June 15, 2011 -- Having trouble falling asleep at night? ABC News spoke with Michael Breus, a clinical psychologist and author of "The Sleep Doctor's Diet Plan," for these suggestions:
1. Count Backwards from 300 by 3s
Breus said the most common reason people have trouble falling asleep is that they cannot turnoff their mind. Breus uses a variety of distraction techniques, one of them is telling people to count backwards from 300 by 3s.
"It's mathematically so complicated you can't do anything else, and it's so doggone boring you are out like a light," Breus said.
He also suggests using a worry journal. A worry journal is where you write down the problems you are thinking about on one side of a piece of paper and a solution to each problem on the other. The solution can be as simple as scheduling a time to think more about the issue.
2. Reduce Caffeine Intake
You should be caffeine-free by about 2 p.m., according to Breus. Most people are not aware that caffeine has a half life of up to eight hours and can affect not only your ability to fall asleep, but also the quality of sleep you are getting.
3. Take a Hot Bath
Take a hot bath 60 to 75 minutes before bed. The bath should be warmer than 100 degrees Fahrenheit and you should be in it for longer than 20 minutes.

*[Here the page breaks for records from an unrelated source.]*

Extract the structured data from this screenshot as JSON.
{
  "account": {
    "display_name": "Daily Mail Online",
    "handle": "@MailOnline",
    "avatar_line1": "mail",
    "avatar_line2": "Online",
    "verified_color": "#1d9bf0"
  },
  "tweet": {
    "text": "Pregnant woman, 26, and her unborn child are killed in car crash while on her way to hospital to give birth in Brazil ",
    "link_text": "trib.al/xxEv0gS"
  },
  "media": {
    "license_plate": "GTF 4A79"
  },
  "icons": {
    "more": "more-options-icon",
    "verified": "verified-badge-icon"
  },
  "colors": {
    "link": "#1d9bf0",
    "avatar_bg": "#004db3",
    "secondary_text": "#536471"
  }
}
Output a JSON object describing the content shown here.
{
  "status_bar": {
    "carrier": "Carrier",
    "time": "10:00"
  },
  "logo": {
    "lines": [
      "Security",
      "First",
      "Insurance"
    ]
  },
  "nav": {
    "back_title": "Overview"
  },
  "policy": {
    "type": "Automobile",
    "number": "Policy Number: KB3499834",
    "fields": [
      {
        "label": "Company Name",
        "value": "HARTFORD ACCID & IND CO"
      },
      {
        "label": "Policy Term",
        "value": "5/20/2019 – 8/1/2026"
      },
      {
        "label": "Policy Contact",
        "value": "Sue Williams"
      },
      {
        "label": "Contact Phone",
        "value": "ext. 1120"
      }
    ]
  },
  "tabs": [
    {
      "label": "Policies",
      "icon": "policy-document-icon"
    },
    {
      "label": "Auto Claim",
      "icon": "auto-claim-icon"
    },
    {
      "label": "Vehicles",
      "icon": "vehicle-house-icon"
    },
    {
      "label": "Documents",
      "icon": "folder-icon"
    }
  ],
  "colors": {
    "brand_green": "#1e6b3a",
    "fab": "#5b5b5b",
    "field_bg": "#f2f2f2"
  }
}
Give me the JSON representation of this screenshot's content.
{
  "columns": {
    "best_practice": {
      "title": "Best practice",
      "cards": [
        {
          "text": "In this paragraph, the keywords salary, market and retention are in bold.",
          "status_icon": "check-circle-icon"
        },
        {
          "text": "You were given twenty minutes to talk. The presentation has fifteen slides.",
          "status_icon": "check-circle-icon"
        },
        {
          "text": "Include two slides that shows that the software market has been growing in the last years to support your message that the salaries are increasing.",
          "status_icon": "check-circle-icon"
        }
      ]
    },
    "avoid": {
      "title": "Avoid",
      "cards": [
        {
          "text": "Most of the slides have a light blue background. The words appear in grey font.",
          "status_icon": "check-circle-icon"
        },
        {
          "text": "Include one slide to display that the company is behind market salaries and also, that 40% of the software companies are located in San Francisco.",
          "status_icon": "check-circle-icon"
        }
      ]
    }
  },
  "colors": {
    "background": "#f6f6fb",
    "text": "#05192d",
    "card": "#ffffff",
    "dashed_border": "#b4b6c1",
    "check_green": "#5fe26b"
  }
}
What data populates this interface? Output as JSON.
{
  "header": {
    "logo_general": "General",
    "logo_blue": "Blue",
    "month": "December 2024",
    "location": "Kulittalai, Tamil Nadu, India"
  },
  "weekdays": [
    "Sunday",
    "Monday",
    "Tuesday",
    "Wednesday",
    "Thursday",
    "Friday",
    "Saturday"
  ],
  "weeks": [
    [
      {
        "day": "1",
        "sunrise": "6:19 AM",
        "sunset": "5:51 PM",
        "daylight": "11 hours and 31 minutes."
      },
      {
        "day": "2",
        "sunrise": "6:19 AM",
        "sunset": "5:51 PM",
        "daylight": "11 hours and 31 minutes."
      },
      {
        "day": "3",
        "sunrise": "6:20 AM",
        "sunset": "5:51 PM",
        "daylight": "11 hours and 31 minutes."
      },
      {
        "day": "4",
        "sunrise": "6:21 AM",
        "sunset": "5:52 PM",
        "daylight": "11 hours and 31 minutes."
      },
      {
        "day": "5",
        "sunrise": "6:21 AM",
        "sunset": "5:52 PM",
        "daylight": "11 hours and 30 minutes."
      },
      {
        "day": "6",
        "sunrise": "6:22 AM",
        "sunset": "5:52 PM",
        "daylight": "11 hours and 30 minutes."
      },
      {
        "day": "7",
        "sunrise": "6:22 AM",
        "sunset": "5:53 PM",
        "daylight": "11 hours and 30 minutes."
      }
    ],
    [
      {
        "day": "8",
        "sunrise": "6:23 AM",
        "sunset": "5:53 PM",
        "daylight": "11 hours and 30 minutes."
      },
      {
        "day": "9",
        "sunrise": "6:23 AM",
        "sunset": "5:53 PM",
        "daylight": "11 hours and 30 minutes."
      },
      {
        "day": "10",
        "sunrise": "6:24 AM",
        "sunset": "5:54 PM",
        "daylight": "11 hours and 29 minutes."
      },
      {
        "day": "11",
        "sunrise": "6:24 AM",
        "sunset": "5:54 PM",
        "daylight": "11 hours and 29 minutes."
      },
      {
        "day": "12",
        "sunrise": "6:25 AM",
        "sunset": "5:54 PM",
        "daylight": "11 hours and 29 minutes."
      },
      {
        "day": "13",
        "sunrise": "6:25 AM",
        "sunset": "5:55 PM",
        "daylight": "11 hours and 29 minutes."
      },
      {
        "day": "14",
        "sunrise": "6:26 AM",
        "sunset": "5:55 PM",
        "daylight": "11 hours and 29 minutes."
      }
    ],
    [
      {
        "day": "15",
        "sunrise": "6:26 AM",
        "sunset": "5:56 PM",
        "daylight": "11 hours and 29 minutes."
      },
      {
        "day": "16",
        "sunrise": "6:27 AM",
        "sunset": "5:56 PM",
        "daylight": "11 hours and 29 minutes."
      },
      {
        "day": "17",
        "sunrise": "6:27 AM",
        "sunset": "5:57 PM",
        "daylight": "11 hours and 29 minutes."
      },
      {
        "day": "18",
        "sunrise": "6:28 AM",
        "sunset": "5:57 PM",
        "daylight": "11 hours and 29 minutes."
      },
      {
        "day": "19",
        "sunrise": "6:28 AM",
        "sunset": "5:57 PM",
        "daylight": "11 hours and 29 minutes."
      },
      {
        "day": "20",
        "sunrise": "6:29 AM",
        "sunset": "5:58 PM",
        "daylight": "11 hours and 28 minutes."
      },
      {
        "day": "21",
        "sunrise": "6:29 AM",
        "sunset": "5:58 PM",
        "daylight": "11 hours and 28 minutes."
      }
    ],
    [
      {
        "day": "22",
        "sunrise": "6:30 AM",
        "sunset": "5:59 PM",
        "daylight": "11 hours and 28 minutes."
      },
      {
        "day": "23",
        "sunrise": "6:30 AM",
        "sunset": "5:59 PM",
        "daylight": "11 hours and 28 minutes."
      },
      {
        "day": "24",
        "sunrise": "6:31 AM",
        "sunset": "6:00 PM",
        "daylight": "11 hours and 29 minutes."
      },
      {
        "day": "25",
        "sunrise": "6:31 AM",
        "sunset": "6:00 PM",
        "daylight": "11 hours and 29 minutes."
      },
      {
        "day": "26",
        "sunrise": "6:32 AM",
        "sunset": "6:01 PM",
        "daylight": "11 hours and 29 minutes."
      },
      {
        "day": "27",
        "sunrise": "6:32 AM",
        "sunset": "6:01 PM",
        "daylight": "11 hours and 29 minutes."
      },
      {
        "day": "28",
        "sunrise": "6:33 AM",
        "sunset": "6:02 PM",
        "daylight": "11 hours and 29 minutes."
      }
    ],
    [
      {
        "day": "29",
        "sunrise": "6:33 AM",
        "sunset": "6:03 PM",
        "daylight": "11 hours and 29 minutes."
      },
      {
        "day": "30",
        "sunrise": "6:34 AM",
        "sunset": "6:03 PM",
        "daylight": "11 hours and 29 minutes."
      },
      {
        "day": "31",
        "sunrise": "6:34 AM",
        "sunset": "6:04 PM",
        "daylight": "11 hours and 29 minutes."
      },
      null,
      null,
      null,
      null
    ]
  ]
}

Breus said the bath will relax your musculature and increase your core body temperature. He explains the increase in body temperature is important because once you leave the bath your body temperature will start to cool which is a signal to your brain to release melatonin, a hormone that helps you fall asleep.
4. Stop Exercising Four Hours Before Bed
Exercise is great for sleep, but Breus said that it's hard for the body to wind down after doing it. He advises finding an earlier time in the day to do exercise.
5. Keep the Kids and the Animals Out of Bed
Kids and pets can wake you up in the middle of the night and disrupt your sleep cycle.
6. Have a Comfortable Bed
Often times just buying a new mattress can be the secret to getting a better night's rest.
7. Sleep in a Cool Room
According to Breus, people sleep best when the room is between 65 and 75 degrees fahrenheit and the bed's surface is between 82 and 86 degrees fahrenheit.
8. Eat Your Last Meal Three and a Half to Four Hours Before Bed
Eat your last meal three and a half to four hours before bed. The body was not meant to digest food lying down, it was meant to digest food sitting or standing, Breus told ABC News.
9. Monitor the Amount of Light in Your Room
Breus said that light resets your biological clock and can trick your brain into thinking it's morning. As an example he suggests using a book light to read by rather than a lamp on a bedside table that uses a much stronger bulb.